### EXERCISE AIM
Every line of the data below is to be duplicated exactly, pictures excepted.

### RECORDS SUPPLIED

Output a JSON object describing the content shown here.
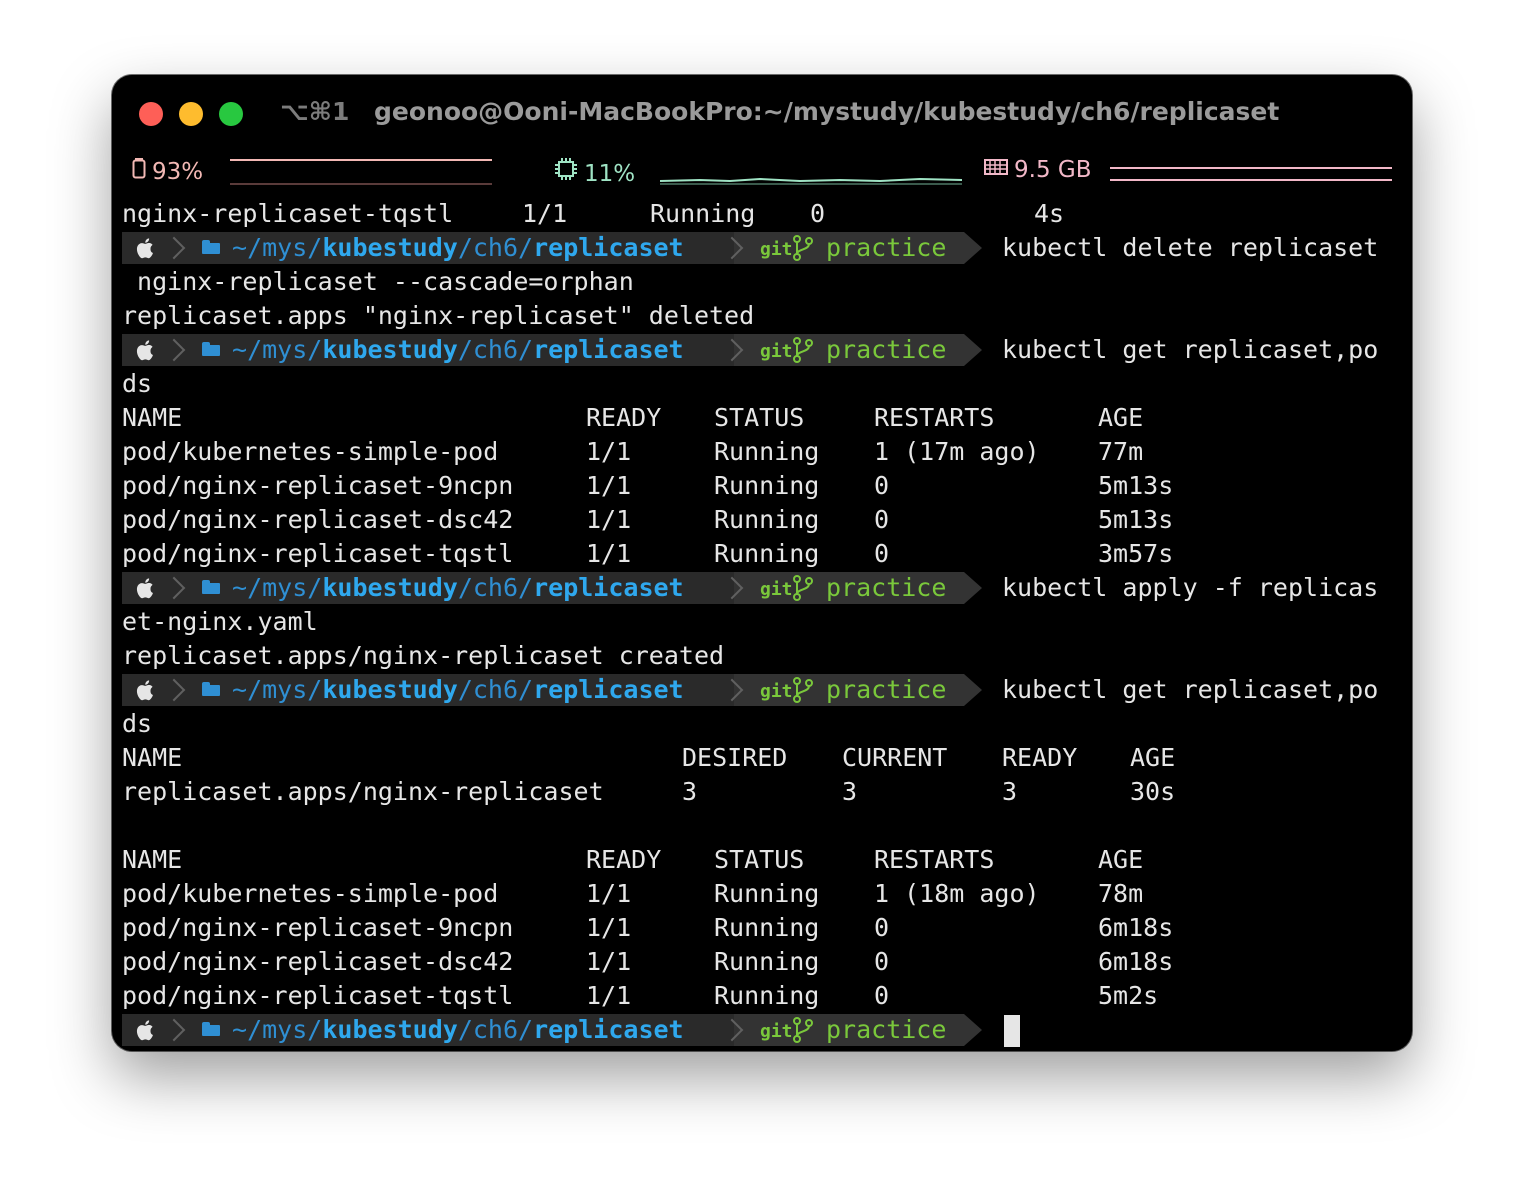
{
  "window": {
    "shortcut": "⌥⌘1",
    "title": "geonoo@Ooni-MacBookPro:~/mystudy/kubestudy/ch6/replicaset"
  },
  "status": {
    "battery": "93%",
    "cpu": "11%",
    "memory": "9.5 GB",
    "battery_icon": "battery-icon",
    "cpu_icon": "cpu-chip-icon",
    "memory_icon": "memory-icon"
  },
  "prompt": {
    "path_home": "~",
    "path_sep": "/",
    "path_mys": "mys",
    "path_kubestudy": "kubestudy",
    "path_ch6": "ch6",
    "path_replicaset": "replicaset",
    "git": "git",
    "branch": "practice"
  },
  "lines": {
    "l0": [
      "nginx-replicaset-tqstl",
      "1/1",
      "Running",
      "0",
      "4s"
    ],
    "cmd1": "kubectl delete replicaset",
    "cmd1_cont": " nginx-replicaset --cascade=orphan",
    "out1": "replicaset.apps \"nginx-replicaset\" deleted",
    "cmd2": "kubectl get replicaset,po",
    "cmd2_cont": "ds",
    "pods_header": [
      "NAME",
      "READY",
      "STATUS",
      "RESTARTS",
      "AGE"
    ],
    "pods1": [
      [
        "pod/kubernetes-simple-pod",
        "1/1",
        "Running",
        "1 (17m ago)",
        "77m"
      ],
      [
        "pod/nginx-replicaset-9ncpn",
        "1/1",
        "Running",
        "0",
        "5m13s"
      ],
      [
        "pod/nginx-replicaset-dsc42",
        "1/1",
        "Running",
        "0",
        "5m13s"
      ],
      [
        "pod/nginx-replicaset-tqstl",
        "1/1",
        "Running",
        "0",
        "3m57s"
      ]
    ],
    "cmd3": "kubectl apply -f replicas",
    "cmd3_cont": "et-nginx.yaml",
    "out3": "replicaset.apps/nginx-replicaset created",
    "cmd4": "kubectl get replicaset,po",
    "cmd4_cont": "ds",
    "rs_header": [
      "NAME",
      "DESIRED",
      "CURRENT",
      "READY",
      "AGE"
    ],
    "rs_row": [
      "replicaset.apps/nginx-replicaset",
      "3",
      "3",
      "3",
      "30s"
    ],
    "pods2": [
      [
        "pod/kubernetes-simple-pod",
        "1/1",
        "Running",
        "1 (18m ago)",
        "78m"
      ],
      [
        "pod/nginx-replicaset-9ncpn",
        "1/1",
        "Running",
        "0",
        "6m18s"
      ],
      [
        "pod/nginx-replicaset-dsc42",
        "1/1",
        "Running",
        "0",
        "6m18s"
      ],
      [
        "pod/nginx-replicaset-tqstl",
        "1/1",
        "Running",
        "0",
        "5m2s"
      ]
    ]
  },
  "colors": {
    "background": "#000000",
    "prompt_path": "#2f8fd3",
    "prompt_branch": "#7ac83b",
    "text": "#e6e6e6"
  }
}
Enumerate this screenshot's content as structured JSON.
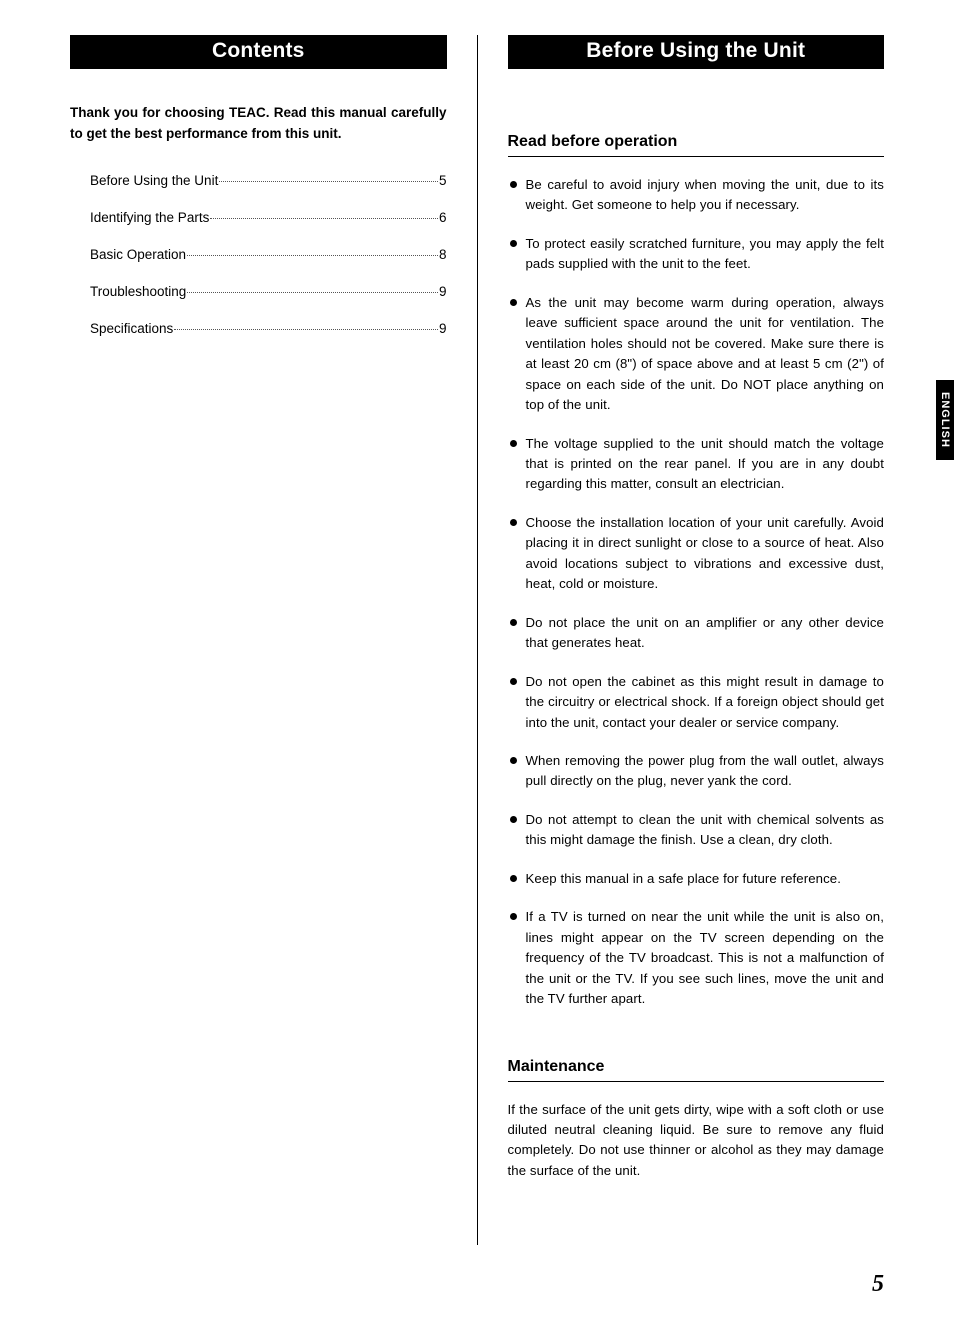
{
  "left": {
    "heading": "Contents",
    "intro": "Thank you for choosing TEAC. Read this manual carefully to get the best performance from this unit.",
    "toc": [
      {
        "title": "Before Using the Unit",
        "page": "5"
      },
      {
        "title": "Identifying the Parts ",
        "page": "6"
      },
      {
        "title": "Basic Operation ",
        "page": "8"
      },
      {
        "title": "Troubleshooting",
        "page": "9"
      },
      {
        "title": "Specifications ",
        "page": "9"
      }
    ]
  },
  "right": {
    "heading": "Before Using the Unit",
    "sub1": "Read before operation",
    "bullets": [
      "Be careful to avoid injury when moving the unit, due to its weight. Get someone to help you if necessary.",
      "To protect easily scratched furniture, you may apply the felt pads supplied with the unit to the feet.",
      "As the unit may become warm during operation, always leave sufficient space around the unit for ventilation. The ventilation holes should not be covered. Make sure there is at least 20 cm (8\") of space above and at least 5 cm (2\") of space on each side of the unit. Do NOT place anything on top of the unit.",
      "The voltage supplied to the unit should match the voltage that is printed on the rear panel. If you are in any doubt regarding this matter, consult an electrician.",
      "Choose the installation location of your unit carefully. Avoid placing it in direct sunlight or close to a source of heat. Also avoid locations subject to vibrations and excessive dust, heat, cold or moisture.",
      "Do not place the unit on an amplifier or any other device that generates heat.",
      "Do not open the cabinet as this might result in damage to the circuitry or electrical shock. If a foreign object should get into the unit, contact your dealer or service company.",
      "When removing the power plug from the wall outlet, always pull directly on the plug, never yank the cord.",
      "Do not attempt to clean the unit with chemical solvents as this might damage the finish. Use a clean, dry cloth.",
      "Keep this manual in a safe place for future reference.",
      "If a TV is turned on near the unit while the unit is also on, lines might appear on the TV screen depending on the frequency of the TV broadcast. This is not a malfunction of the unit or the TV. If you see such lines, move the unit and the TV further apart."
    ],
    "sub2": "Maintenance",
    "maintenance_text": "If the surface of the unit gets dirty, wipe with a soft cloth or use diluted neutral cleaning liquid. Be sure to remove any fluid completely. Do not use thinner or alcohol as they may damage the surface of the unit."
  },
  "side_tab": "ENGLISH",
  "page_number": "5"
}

### OUTPUT FOR THIS EXERCISE
Output a JSON object describing the content shown here.
{
  "window": {
    "shortcut": "⌥⌘1",
    "title": "geonoo@Ooni-MacBookPro:~/mystudy/kubestudy/ch6/replicaset"
  },
  "status": {
    "battery": "93%",
    "cpu": "11%",
    "memory": "9.5 GB",
    "battery_icon": "battery-icon",
    "cpu_icon": "cpu-chip-icon",
    "memory_icon": "memory-icon"
  },
  "prompt": {
    "path_home": "~",
    "path_sep": "/",
    "path_mys": "mys",
    "path_kubestudy": "kubestudy",
    "path_ch6": "ch6",
    "path_replicaset": "replicaset",
    "git": "git",
    "branch": "practice"
  },
  "lines": {
    "l0": [
      "nginx-replicaset-tqstl",
      "1/1",
      "Running",
      "0",
      "4s"
    ],
    "cmd1": "kubectl delete replicaset",
    "cmd1_cont": " nginx-replicaset --cascade=orphan",
    "out1": "replicaset.apps \"nginx-replicaset\" deleted",
    "cmd2": "kubectl get replicaset,po",
    "cmd2_cont": "ds",
    "pods_header": [
      "NAME",
      "READY",
      "STATUS",
      "RESTARTS",
      "AGE"
    ],
    "pods1": [
      [
        "pod/kubernetes-simple-pod",
        "1/1",
        "Running",
        "1 (17m ago)",
        "77m"
      ],
      [
        "pod/nginx-replicaset-9ncpn",
        "1/1",
        "Running",
        "0",
        "5m13s"
      ],
      [
        "pod/nginx-replicaset-dsc42",
        "1/1",
        "Running",
        "0",
        "5m13s"
      ],
      [
        "pod/nginx-replicaset-tqstl",
        "1/1",
        "Running",
        "0",
        "3m57s"
      ]
    ],
    "cmd3": "kubectl apply -f replicas",
    "cmd3_cont": "et-nginx.yaml",
    "out3": "replicaset.apps/nginx-replicaset created",
    "cmd4": "kubectl get replicaset,po",
    "cmd4_cont": "ds",
    "rs_header": [
      "NAME",
      "DESIRED",
      "CURRENT",
      "READY",
      "AGE"
    ],
    "rs_row": [
      "replicaset.apps/nginx-replicaset",
      "3",
      "3",
      "3",
      "30s"
    ],
    "pods2": [
      [
        "pod/kubernetes-simple-pod",
        "1/1",
        "Running",
        "1 (18m ago)",
        "78m"
      ],
      [
        "pod/nginx-replicaset-9ncpn",
        "1/1",
        "Running",
        "0",
        "6m18s"
      ],
      [
        "pod/nginx-replicaset-dsc42",
        "1/1",
        "Running",
        "0",
        "6m18s"
      ],
      [
        "pod/nginx-replicaset-tqstl",
        "1/1",
        "Running",
        "0",
        "5m2s"
      ]
    ]
  },
  "colors": {
    "background": "#000000",
    "prompt_path": "#2f8fd3",
    "prompt_branch": "#7ac83b",
    "text": "#e6e6e6"
  }
}
Enumerate this screenshot's content as structured JSON.
{
  "left": {
    "heading": "Contents",
    "intro": "Thank you for choosing TEAC. Read this manual carefully to get the best performance from this unit.",
    "toc": [
      {
        "title": "Before Using the Unit",
        "page": "5"
      },
      {
        "title": "Identifying the Parts ",
        "page": "6"
      },
      {
        "title": "Basic Operation ",
        "page": "8"
      },
      {
        "title": "Troubleshooting",
        "page": "9"
      },
      {
        "title": "Specifications ",
        "page": "9"
      }
    ]
  },
  "right": {
    "heading": "Before Using the Unit",
    "sub1": "Read before operation",
    "bullets": [
      "Be careful to avoid injury when moving the unit, due to its weight. Get someone to help you if necessary.",
      "To protect easily scratched furniture, you may apply the felt pads supplied with the unit to the feet.",
      "As the unit may become warm during operation, always leave sufficient space around the unit for ventilation. The ventilation holes should not be covered. Make sure there is at least 20 cm (8\") of space above and at least 5 cm (2\") of space on each side of the unit. Do NOT place anything on top of the unit.",
      "The voltage supplied to the unit should match the voltage that is printed on the rear panel. If you are in any doubt regarding this matter, consult an electrician.",
      "Choose the installation location of your unit carefully. Avoid placing it in direct sunlight or close to a source of heat. Also avoid locations subject to vibrations and excessive dust, heat, cold or moisture.",
      "Do not place the unit on an amplifier or any other device that generates heat.",
      "Do not open the cabinet as this might result in damage to the circuitry or electrical shock. If a foreign object should get into the unit, contact your dealer or service company.",
      "When removing the power plug from the wall outlet, always pull directly on the plug, never yank the cord.",
      "Do not attempt to clean the unit with chemical solvents as this might damage the finish. Use a clean, dry cloth.",
      "Keep this manual in a safe place for future reference.",
      "If a TV is turned on near the unit while the unit is also on, lines might appear on the TV screen depending on the frequency of the TV broadcast. This is not a malfunction of the unit or the TV. If you see such lines, move the unit and the TV further apart."
    ],
    "sub2": "Maintenance",
    "maintenance_text": "If the surface of the unit gets dirty, wipe with a soft cloth or use diluted neutral cleaning liquid. Be sure to remove any fluid completely. Do not use thinner or alcohol as they may damage the surface of the unit."
  },
  "side_tab": "ENGLISH",
  "page_number": "5"
}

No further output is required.